» Task
Every entry in the data below needs to be repeated exactly.

» Recorded information
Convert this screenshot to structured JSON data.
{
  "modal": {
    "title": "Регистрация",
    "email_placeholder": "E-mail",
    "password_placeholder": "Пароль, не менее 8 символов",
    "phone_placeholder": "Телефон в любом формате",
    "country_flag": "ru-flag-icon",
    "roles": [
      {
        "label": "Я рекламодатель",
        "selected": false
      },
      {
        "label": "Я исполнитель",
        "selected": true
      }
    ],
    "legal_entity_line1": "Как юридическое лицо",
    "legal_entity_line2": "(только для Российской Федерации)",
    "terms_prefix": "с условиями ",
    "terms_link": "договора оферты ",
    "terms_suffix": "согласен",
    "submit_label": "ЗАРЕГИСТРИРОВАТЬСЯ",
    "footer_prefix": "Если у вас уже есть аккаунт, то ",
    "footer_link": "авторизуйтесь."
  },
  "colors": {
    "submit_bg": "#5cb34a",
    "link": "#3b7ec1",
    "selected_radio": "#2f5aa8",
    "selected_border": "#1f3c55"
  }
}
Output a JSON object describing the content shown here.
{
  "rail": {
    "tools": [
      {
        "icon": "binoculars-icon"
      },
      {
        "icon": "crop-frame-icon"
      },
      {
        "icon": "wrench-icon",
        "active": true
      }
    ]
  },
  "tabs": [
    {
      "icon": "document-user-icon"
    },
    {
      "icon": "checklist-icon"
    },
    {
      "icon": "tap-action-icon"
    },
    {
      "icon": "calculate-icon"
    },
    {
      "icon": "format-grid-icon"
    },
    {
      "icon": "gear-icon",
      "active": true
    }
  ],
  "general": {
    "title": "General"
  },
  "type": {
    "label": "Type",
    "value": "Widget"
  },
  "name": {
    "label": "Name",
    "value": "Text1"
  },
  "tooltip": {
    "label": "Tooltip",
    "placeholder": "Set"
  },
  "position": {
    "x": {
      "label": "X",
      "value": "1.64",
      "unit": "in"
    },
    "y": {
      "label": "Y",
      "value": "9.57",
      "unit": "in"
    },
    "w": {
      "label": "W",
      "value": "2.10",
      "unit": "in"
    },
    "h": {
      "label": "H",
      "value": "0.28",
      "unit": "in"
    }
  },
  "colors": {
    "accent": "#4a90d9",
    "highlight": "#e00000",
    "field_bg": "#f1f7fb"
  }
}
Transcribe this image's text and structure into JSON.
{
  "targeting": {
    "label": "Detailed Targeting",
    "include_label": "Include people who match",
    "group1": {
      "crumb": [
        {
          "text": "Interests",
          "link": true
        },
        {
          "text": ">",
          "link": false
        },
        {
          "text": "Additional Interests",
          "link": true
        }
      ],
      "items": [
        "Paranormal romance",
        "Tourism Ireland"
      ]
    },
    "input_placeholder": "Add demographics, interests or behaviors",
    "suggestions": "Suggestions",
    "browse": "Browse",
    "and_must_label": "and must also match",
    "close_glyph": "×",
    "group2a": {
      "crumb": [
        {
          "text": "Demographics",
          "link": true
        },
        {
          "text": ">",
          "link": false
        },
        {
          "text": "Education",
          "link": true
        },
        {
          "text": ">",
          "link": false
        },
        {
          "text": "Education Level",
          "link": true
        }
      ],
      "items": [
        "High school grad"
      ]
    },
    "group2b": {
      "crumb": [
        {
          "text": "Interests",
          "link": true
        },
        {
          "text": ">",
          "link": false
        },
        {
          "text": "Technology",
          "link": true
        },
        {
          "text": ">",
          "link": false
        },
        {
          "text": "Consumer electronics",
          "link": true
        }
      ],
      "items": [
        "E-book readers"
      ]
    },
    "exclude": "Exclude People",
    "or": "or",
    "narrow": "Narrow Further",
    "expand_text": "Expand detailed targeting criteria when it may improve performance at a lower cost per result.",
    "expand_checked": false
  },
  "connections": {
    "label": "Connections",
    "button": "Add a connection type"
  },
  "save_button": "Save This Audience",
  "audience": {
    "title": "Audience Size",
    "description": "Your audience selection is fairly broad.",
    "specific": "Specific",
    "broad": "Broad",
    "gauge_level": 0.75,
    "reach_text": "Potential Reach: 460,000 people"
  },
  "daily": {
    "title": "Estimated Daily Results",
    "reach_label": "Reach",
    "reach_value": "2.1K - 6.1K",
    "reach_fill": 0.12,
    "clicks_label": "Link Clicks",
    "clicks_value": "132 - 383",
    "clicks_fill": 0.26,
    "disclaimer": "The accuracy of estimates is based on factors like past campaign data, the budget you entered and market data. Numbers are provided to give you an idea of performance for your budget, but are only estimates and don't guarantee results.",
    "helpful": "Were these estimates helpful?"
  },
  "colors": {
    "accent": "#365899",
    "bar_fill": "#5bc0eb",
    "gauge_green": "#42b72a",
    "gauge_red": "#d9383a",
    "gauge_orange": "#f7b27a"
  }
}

» Output of the task
Convert this screenshot to structured JSON data.
{
  "modal": {
    "title": "Регистрация",
    "email_placeholder": "E-mail",
    "password_placeholder": "Пароль, не менее 8 символов",
    "phone_placeholder": "Телефон в любом формате",
    "country_flag": "ru-flag-icon",
    "roles": [
      {
        "label": "Я рекламодатель",
        "selected": false
      },
      {
        "label": "Я исполнитель",
        "selected": true
      }
    ],
    "legal_entity_line1": "Как юридическое лицо",
    "legal_entity_line2": "(только для Российской Федерации)",
    "terms_prefix": "с условиями ",
    "terms_link": "договора оферты ",
    "terms_suffix": "согласен",
    "submit_label": "ЗАРЕГИСТРИРОВАТЬСЯ",
    "footer_prefix": "Если у вас уже есть аккаунт, то ",
    "footer_link": "авторизуйтесь."
  },
  "colors": {
    "submit_bg": "#5cb34a",
    "link": "#3b7ec1",
    "selected_radio": "#2f5aa8",
    "selected_border": "#1f3c55"
  }
}
Output a JSON object describing the content shown here.
{
  "rail": {
    "tools": [
      {
        "icon": "binoculars-icon"
      },
      {
        "icon": "crop-frame-icon"
      },
      {
        "icon": "wrench-icon",
        "active": true
      }
    ]
  },
  "tabs": [
    {
      "icon": "document-user-icon"
    },
    {
      "icon": "checklist-icon"
    },
    {
      "icon": "tap-action-icon"
    },
    {
      "icon": "calculate-icon"
    },
    {
      "icon": "format-grid-icon"
    },
    {
      "icon": "gear-icon",
      "active": true
    }
  ],
  "general": {
    "title": "General"
  },
  "type": {
    "label": "Type",
    "value": "Widget"
  },
  "name": {
    "label": "Name",
    "value": "Text1"
  },
  "tooltip": {
    "label": "Tooltip",
    "placeholder": "Set"
  },
  "position": {
    "x": {
      "label": "X",
      "value": "1.64",
      "unit": "in"
    },
    "y": {
      "label": "Y",
      "value": "9.57",
      "unit": "in"
    },
    "w": {
      "label": "W",
      "value": "2.10",
      "unit": "in"
    },
    "h": {
      "label": "H",
      "value": "0.28",
      "unit": "in"
    }
  },
  "colors": {
    "accent": "#4a90d9",
    "highlight": "#e00000",
    "field_bg": "#f1f7fb"
  }
}
Transcribe this image's text and structure into JSON.
{
  "targeting": {
    "label": "Detailed Targeting",
    "include_label": "Include people who match",
    "group1": {
      "crumb": [
        {
          "text": "Interests",
          "link": true
        },
        {
          "text": ">",
          "link": false
        },
        {
          "text": "Additional Interests",
          "link": true
        }
      ],
      "items": [
        "Paranormal romance",
        "Tourism Ireland"
      ]
    },
    "input_placeholder": "Add demographics, interests or behaviors",
    "suggestions": "Suggestions",
    "browse": "Browse",
    "and_must_label": "and must also match",
    "close_glyph": "×",
    "group2a": {
      "crumb": [
        {
          "text": "Demographics",
          "link": true
        },
        {
          "text": ">",
          "link": false
        },
        {
          "text": "Education",
          "link": true
        },
        {
          "text": ">",
          "link": false
        },
        {
          "text": "Education Level",
          "link": true
        }
      ],
      "items": [
        "High school grad"
      ]
    },
    "group2b": {
      "crumb": [
        {
          "text": "Interests",
          "link": true
        },
        {
          "text": ">",
          "link": false
        },
        {
          "text": "Technology",
          "link": true
        },
        {
          "text": ">",
          "link": false
        },
        {
          "text": "Consumer electronics",
          "link": true
        }
      ],
      "items": [
        "E-book readers"
      ]
    },
    "exclude": "Exclude People",
    "or": "or",
    "narrow": "Narrow Further",
    "expand_text": "Expand detailed targeting criteria when it may improve performance at a lower cost per result.",
    "expand_checked": false
  },
  "connections": {
    "label": "Connections",
    "button": "Add a connection type"
  },
  "save_button": "Save This Audience",
  "audience": {
    "title": "Audience Size",
    "description": "Your audience selection is fairly broad.",
    "specific": "Specific",
    "broad": "Broad",
    "gauge_level": 0.75,
    "reach_text": "Potential Reach: 460,000 people"
  },
  "daily": {
    "title": "Estimated Daily Results",
    "reach_label": "Reach",
    "reach_value": "2.1K - 6.1K",
    "reach_fill": 0.12,
    "clicks_label": "Link Clicks",
    "clicks_value": "132 - 383",
    "clicks_fill": 0.26,
    "disclaimer": "The accuracy of estimates is based on factors like past campaign data, the budget you entered and market data. Numbers are provided to give you an idea of performance for your budget, but are only estimates and don't guarantee results.",
    "helpful": "Were these estimates helpful?"
  },
  "colors": {
    "accent": "#365899",
    "bar_fill": "#5bc0eb",
    "gauge_green": "#42b72a",
    "gauge_red": "#d9383a",
    "gauge_orange": "#f7b27a"
  }
}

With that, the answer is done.